By Dawn Thorpe Jarvis, M.S., R.D., L.D.N.
Garden of Life® Senior Director of Nutrition Science & Educational Content
Natural Wonders From the Land of the Midnight Sun
Blueberries are often described as superfruits because they are considered to be one of the richest food sources of antioxidants. Blueberries obtain their wonderful rich blue color from natural pigments called anthocyanins, which are flavonoids. These natural compounds provide the high antioxidant content and many of the health benefits.

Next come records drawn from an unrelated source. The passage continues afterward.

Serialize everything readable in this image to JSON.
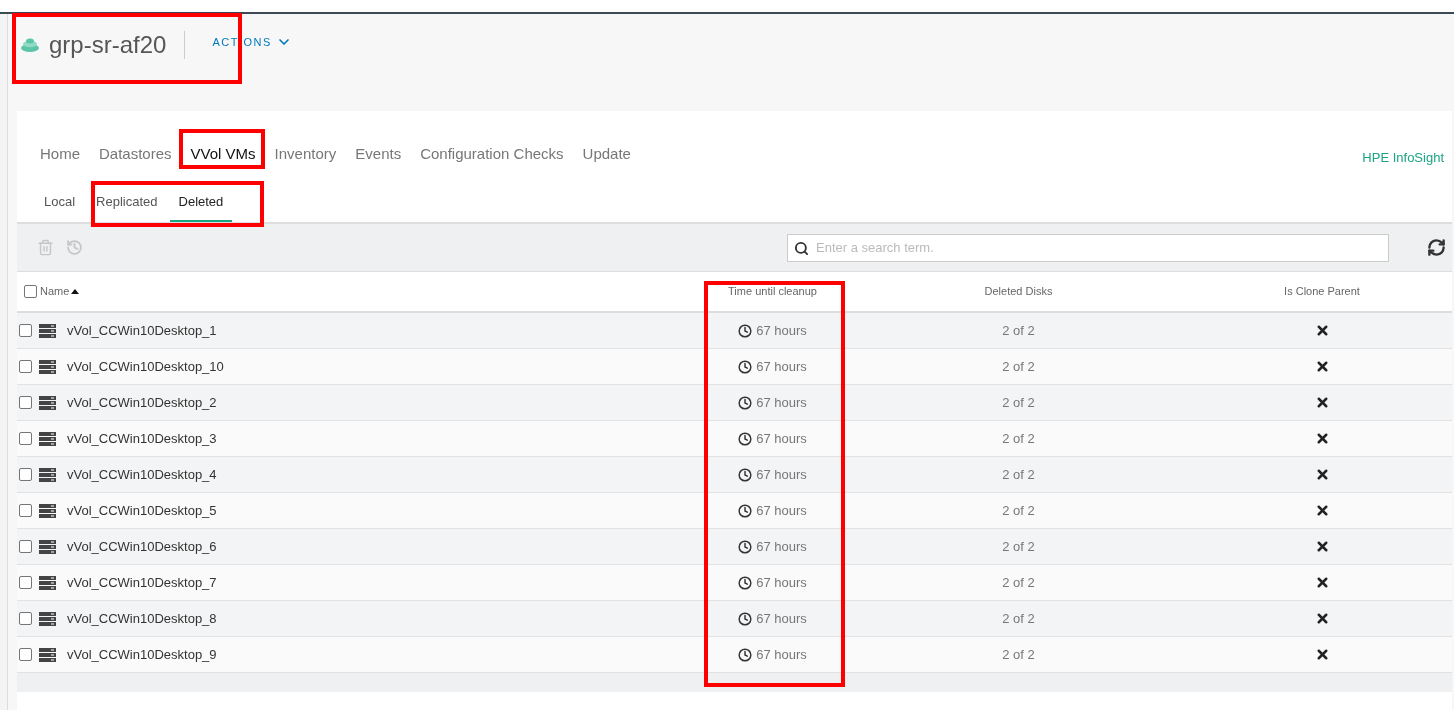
{
  "header": {
    "title": "grp-sr-af20",
    "actions": "ACTIONS"
  },
  "tabs": [
    {
      "label": "Home",
      "selected": false
    },
    {
      "label": "Datastores",
      "selected": false
    },
    {
      "label": "VVol VMs",
      "selected": true
    },
    {
      "label": "Inventory",
      "selected": false
    },
    {
      "label": "Events",
      "selected": false
    },
    {
      "label": "Configuration Checks",
      "selected": false
    },
    {
      "label": "Update",
      "selected": false
    }
  ],
  "infosight_link": "HPE InfoSight",
  "subtabs": [
    {
      "label": "Local",
      "selected": false
    },
    {
      "label": "Replicated",
      "selected": false
    },
    {
      "label": "Deleted",
      "selected": true
    }
  ],
  "search": {
    "placeholder": "Enter a search term."
  },
  "table": {
    "select_all_checked": false,
    "columns": [
      "Name",
      "Time until cleanup",
      "Deleted Disks",
      "Is Clone Parent"
    ],
    "rows": [
      {
        "name": "vVol_CCWin10Desktop_1",
        "time": "67 hours",
        "disks": "2 of 2",
        "is_clone_parent": false,
        "checked": false
      },
      {
        "name": "vVol_CCWin10Desktop_10",
        "time": "67 hours",
        "disks": "2 of 2",
        "is_clone_parent": false,
        "checked": false
      },
      {
        "name": "vVol_CCWin10Desktop_2",
        "time": "67 hours",
        "disks": "2 of 2",
        "is_clone_parent": false,
        "checked": false
      },
      {
        "name": "vVol_CCWin10Desktop_3",
        "time": "67 hours",
        "disks": "2 of 2",
        "is_clone_parent": false,
        "checked": false
      },
      {
        "name": "vVol_CCWin10Desktop_4",
        "time": "67 hours",
        "disks": "2 of 2",
        "is_clone_parent": false,
        "checked": false
      },
      {
        "name": "vVol_CCWin10Desktop_5",
        "time": "67 hours",
        "disks": "2 of 2",
        "is_clone_parent": false,
        "checked": false
      },
      {
        "name": "vVol_CCWin10Desktop_6",
        "time": "67 hours",
        "disks": "2 of 2",
        "is_clone_parent": false,
        "checked": false
      },
      {
        "name": "vVol_CCWin10Desktop_7",
        "time": "67 hours",
        "disks": "2 of 2",
        "is_clone_parent": false,
        "checked": false
      },
      {
        "name": "vVol_CCWin10Desktop_8",
        "time": "67 hours",
        "disks": "2 of 2",
        "is_clone_parent": false,
        "checked": false
      },
      {
        "name": "vVol_CCWin10Desktop_9",
        "time": "67 hours",
        "disks": "2 of 2",
        "is_clone_parent": false,
        "checked": false
      }
    ]
  }
}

Rich in vitamin C along with a high level and wide spectrum of antioxidants, blueberries protect cells from damage.
When the United States Department of Agriculture (USDA) compared the antioxidant capacity of more than 20 different fruits, blueberries were at the top of the list. The study found that a one-cup serving of wild blueberries had more antioxidant capacity than a comparable serving of cranberries, strawberries, plums or raspberries. Interestingly, the antioxidant capacity of wild blueberries was 48 percent higher than that of cultivated blueberries. The flavonoids in blueberries confer strong anti-inflammatory as well as antioxidant effects. They have also been shown to support cardiovascular health, support healthy blood sugar levels as well as protect our eyesight.†
Ask Dr. David Perlmutter, a board-certified neurologist who is considered one of America’s leading brain-health experts, and he will tell you that blueberries are good for your brain and protect it. Emerging research suggests that flavonoids in blueberries may improve memory, learning and general cognitive function.† Studies comparing dietary habits with cognitive function in adults hint that consuming flavonoids may help slow the decline in mental faculty that is often seen with aging, and might even provide some protection against disorders such as Alzheimer’s and Parkinson’s.†
Garden of Life has recently sourced Alaskan blueberries, which are exceptionally rich in beneficial flavonoids and other nutrients. A fascinating thing happens when plants are subjected to the severe growing conditions of the Alaskan Wilderness. The near 24 hours of sunlight during the summer growing season creates a high level of UV exposure, while the frigid temperatures of the Alaskan winter and the year-round cold soil temperature stress the plant root systems. The plants respond by producing natural stress–fighting compounds, particularly flavonoids, which are extremely beneficial to our health. In fact, Alaskan blueberries contain up to 10 TIMES THE BIOACTIVE COMPOUNDS AND ANTIOXIDANT CAPACITY WHEN COMPARED TO BERRIES GROWN IN LOWER LATITUDES!
ABOUT DAWN THORPE JARVIS, MS, RD, LDN
Senior Director of Nutrition Science & Educational Content
Dawn has been with Garden of Life since 2003. She has a BS in Clinical Dietetics from Leeds (UK) and became a Registered Dietitian in 1980. She worked as a Clinical Dietitian in several London Teaching Hospitals and then joined a specialized Clinical Nutrition company and for 8 years worked her way from sales rep, to regional sales manager to marketing manager. Dawn maintained a Private Nutrition Practice specializing in weight loss and sports nutrition.
Learn more about Dawn
This information is intended for educational and informational purposes only. It should not be used in place of an individual consultation or examination or replace the advice of your health care professional and should not be relied upon to determine diagnosis or course of treatment.